It’s annoying isn’t it? You wait for one compelling documentary series to appear on TV and two come along at once, and both are on Channel 4. The first is the brilliant biographical stories of the Daredevils series which chronicles some of the world’s most amazing, and crazy, stunts. The second, and easily the stronger of the two, focuses on a handful of the main Hampshire police force's investigations and goes by the suitably punchy name of The Force.
Hampshire Police Murder Investigation: Operation Fletcher
Episode one of this three-part series starts in May 2008 and follows the murder of a woman whose body was found burned on a country line and the enquiry, dubbed Operation Fletcher, taken by the major crimes team lead by Detective Chief Inspector Jason Hogg.
Basically The Force tries fiercely hard to show that police work isn’t a simple case of catching the bad guys and throwing them in prison. There’s procedure, gathering evidence, building profiles of the victims and the offenders, there’s forensic analysis, co-operating with the media, dead ends and finding important witnesses that might throw up key leads.
Such is the unforgiving nature of police work on day two and after initial forensic there’s very little to go with meaning that there could be an incredible up-hill struggle waiting for the team. “It’s not like how it is on TV,” says Hogg, “looks like we’ll have to go back to old fashioned detective work.”
The Force Compelling Documentary on Channel 4
Dramatic isn’t even the word for this. Less than half way through an arrest is made but do they have their man? Surely not, it’s only been 40 minutes. Then again the suspect is holding back during interrogation and so far been no clarification on the identity of the victim. Eventually the man is arrested with only 30 seconds before he is intended to be released. Phew, with all the twists in the tale this could almost have been crafted by professional crime writers and not be real life.
It’s a painstaking process and the viewer is taken along for the ride at every step of the way, so when the whole case comes together at the end there’s an amazing sense of satisfaction. That is until their suspect is found hanging in prison and later dies. It’s not the conclusion the team wanted it is at least some form of closure. “Ready for the next job,” adds Hogg in the final moments.
However, it's not just the substance as the whole thing is also beautifully shot, almost too ambitious with its occasional artistic angles, has some fantastic tension building music and there’s a nice little touch where one of the forensic examiners has the COPS “Bad Boys” theme as his ring tone.
The Force channels The Wire
Most importantly though The Force also understands the strict rule that all good narrative documentaries don’t need some celebrity voice yakking over the top of it and explaining the bleeding obvious every five seconds but by letting the visuals or the words of the contributors tell the full story.
Okay it does flag up new days and major changes through the odd written sentences, on-screen subtitles explain some of the more confusing acronyms and actor Mark Strong does talk over the beginning and end. Although this merely adds cohesion and doesn't take centre stage.

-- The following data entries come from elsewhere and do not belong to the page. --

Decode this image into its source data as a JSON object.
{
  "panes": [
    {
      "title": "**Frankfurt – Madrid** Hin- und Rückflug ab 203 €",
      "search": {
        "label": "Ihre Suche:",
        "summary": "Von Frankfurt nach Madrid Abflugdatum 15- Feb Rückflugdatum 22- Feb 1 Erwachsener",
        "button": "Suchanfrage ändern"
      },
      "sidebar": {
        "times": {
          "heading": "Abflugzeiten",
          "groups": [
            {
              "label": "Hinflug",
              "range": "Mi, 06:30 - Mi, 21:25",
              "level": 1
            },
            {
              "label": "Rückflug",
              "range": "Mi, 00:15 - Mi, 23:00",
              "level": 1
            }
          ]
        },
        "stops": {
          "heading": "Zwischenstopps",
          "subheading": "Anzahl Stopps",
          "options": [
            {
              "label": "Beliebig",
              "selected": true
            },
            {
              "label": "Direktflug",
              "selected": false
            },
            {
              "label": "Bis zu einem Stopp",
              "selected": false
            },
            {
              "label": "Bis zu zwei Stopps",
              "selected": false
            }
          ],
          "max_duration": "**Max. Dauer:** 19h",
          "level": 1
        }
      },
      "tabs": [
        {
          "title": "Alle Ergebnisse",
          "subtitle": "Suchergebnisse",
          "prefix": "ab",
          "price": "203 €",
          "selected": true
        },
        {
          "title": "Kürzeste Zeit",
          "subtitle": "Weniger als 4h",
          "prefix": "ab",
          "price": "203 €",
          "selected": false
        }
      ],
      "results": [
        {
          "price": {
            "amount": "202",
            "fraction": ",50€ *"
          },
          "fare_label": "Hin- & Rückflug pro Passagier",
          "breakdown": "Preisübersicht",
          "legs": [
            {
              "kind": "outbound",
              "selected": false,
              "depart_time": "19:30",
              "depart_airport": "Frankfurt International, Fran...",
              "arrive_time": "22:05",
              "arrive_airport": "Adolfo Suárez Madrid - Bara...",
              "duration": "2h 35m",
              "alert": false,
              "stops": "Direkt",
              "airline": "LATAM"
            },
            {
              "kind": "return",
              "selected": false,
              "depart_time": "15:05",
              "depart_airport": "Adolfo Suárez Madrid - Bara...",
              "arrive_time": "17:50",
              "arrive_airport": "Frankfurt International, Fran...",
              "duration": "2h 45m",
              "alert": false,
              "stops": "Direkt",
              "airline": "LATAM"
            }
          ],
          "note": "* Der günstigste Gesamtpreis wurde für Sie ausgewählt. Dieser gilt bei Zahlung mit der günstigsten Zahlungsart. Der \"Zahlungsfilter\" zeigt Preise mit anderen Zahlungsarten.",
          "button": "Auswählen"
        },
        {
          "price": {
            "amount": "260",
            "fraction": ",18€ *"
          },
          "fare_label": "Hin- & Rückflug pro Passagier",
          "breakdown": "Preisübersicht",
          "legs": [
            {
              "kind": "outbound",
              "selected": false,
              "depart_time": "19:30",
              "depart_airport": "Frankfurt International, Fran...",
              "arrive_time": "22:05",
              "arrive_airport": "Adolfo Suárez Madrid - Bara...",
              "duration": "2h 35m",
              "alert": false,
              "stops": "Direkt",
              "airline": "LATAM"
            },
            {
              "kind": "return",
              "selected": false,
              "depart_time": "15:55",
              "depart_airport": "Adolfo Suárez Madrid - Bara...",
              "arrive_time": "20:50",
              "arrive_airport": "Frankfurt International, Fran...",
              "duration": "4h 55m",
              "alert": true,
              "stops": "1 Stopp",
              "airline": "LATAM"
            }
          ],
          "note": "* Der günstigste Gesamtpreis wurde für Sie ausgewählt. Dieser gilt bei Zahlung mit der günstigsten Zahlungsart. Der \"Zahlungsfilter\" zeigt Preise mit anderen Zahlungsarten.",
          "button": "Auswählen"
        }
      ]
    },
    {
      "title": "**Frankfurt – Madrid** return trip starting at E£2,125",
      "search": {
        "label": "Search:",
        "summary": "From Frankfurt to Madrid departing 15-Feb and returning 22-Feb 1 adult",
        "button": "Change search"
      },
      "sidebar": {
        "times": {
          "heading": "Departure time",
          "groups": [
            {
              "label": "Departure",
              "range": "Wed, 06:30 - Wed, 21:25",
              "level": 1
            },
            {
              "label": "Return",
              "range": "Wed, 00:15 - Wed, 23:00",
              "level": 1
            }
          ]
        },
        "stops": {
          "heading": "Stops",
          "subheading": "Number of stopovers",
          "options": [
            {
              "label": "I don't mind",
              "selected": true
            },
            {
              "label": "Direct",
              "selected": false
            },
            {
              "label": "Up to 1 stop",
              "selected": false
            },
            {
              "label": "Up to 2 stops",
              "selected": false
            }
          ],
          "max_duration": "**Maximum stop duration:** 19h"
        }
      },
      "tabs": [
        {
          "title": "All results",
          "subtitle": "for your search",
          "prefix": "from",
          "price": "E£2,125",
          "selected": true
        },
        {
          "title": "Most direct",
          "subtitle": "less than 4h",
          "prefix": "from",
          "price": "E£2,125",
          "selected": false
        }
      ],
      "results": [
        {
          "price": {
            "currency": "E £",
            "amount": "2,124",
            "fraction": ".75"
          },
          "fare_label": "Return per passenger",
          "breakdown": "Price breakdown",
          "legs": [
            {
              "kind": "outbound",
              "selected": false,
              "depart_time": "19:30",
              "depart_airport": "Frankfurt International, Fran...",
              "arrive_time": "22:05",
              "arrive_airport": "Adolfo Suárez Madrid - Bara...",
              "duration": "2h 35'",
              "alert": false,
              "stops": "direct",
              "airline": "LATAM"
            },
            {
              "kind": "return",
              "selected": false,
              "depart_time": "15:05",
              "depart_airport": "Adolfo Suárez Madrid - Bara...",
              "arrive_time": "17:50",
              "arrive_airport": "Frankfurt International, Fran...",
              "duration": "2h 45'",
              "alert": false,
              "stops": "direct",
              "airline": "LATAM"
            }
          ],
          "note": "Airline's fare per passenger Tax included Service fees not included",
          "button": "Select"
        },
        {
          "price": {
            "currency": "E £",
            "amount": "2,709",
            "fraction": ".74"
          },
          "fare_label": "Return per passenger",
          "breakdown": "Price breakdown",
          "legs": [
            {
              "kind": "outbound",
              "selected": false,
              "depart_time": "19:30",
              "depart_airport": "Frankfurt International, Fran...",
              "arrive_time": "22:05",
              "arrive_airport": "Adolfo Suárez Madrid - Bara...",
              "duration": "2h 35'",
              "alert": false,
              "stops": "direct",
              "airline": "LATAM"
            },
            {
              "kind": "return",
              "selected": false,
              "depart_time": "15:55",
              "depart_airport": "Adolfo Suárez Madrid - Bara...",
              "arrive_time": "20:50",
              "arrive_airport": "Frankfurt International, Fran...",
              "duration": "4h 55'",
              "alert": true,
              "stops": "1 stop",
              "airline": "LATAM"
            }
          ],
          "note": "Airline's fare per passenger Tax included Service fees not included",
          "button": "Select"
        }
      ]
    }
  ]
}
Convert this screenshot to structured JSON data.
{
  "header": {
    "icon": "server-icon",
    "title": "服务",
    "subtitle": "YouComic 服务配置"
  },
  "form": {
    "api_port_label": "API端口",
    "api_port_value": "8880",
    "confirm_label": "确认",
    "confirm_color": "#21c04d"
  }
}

Plus at over 90 minutes it’s pretty much feature length yet this is a tale that needed to be told in full even in this tightly edited form. It is perhaps the closest thing British TV is going to get to the compelling, interactive nature of police side of The Wire, and where the desired outcome is usually out of reach. A cliché maybe but as those who know would say that is one heck of a compliment.